## Stored data
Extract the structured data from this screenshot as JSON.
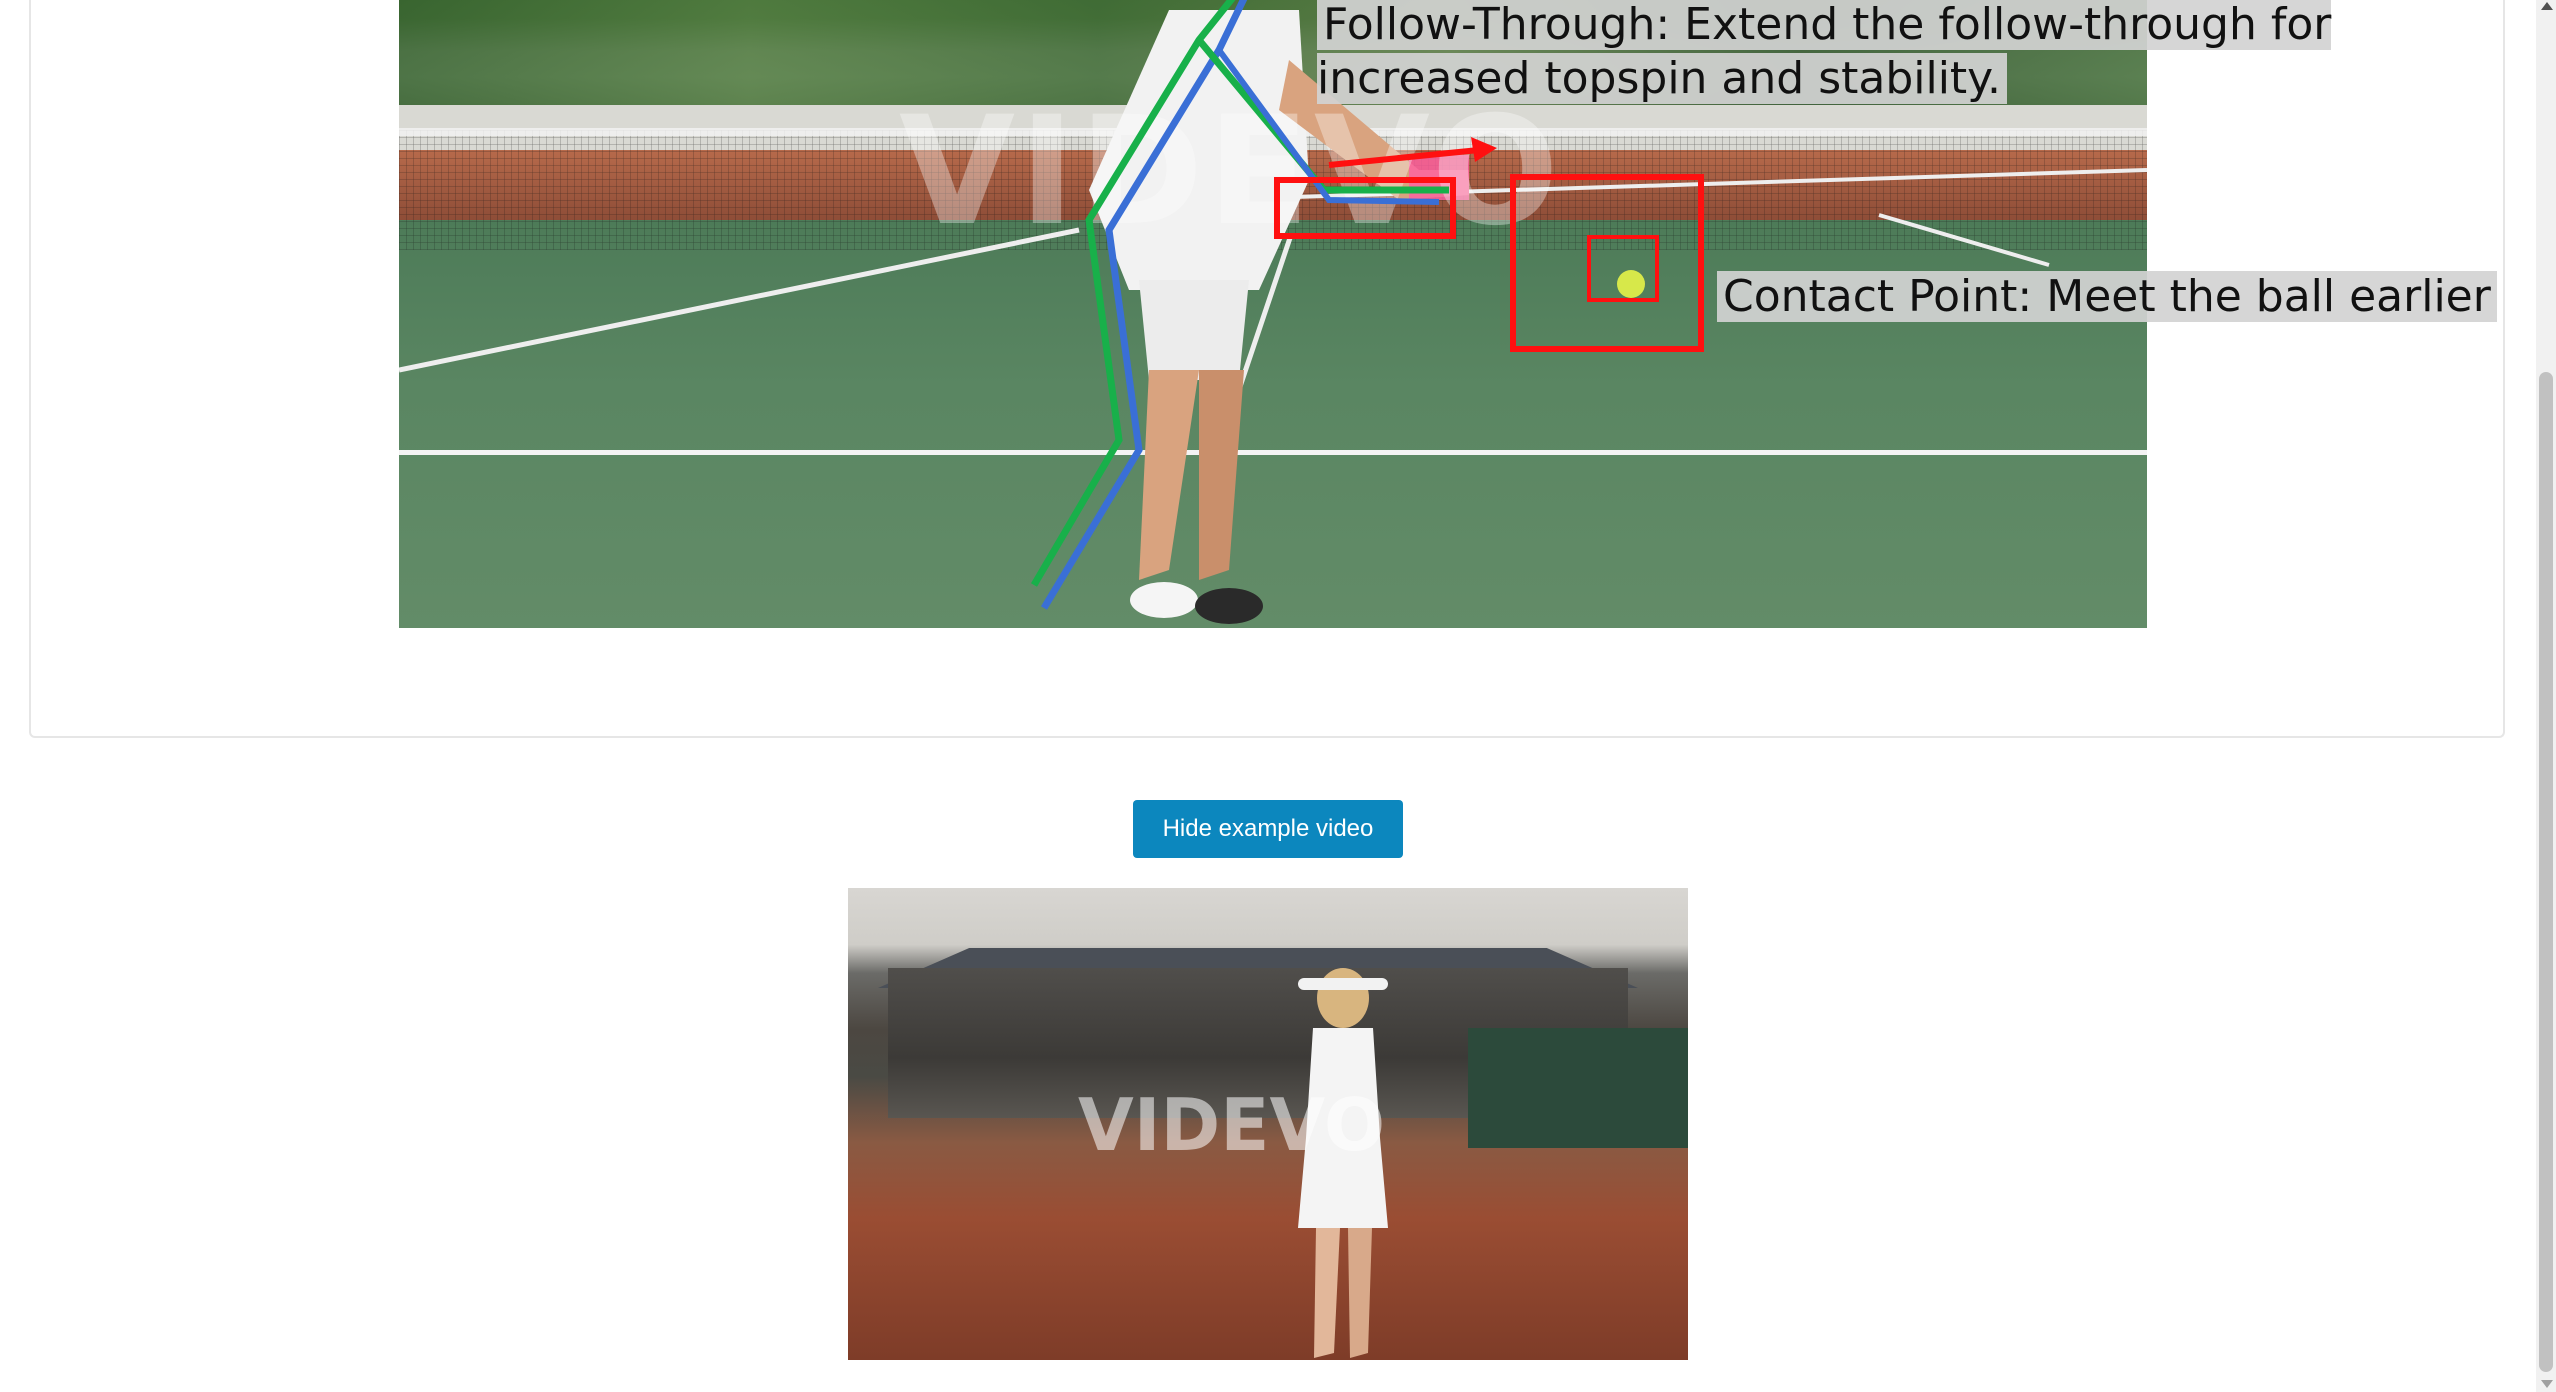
{
  "analysis": {
    "annotations": {
      "follow_through": "Follow-Through: Extend the follow-through for increased topspin and stability.",
      "contact_point": "Contact Point: Meet the ball earlier"
    },
    "watermark": "VIDEVO",
    "colors": {
      "box": "#ff1010",
      "arrow": "#ff1010",
      "skeleton_green": "#18b04a",
      "skeleton_blue": "#3a6fd6"
    }
  },
  "controls": {
    "toggle_video_label": "Hide example video",
    "button_color": "#0c87be"
  },
  "example_video": {
    "watermark": "VIDEVO"
  },
  "scrollbar": {
    "up_icon": "triangle-up",
    "down_icon": "triangle-down"
  }
}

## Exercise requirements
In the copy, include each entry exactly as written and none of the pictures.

## Exercise response
Extract the structured data from this screenshot as JSON.
{
  "analysis": {
    "annotations": {
      "follow_through": "Follow-Through: Extend the follow-through for increased topspin and stability.",
      "contact_point": "Contact Point: Meet the ball earlier"
    },
    "watermark": "VIDEVO",
    "colors": {
      "box": "#ff1010",
      "arrow": "#ff1010",
      "skeleton_green": "#18b04a",
      "skeleton_blue": "#3a6fd6"
    }
  },
  "controls": {
    "toggle_video_label": "Hide example video",
    "button_color": "#0c87be"
  },
  "example_video": {
    "watermark": "VIDEVO"
  },
  "scrollbar": {
    "up_icon": "triangle-up",
    "down_icon": "triangle-down"
  }
}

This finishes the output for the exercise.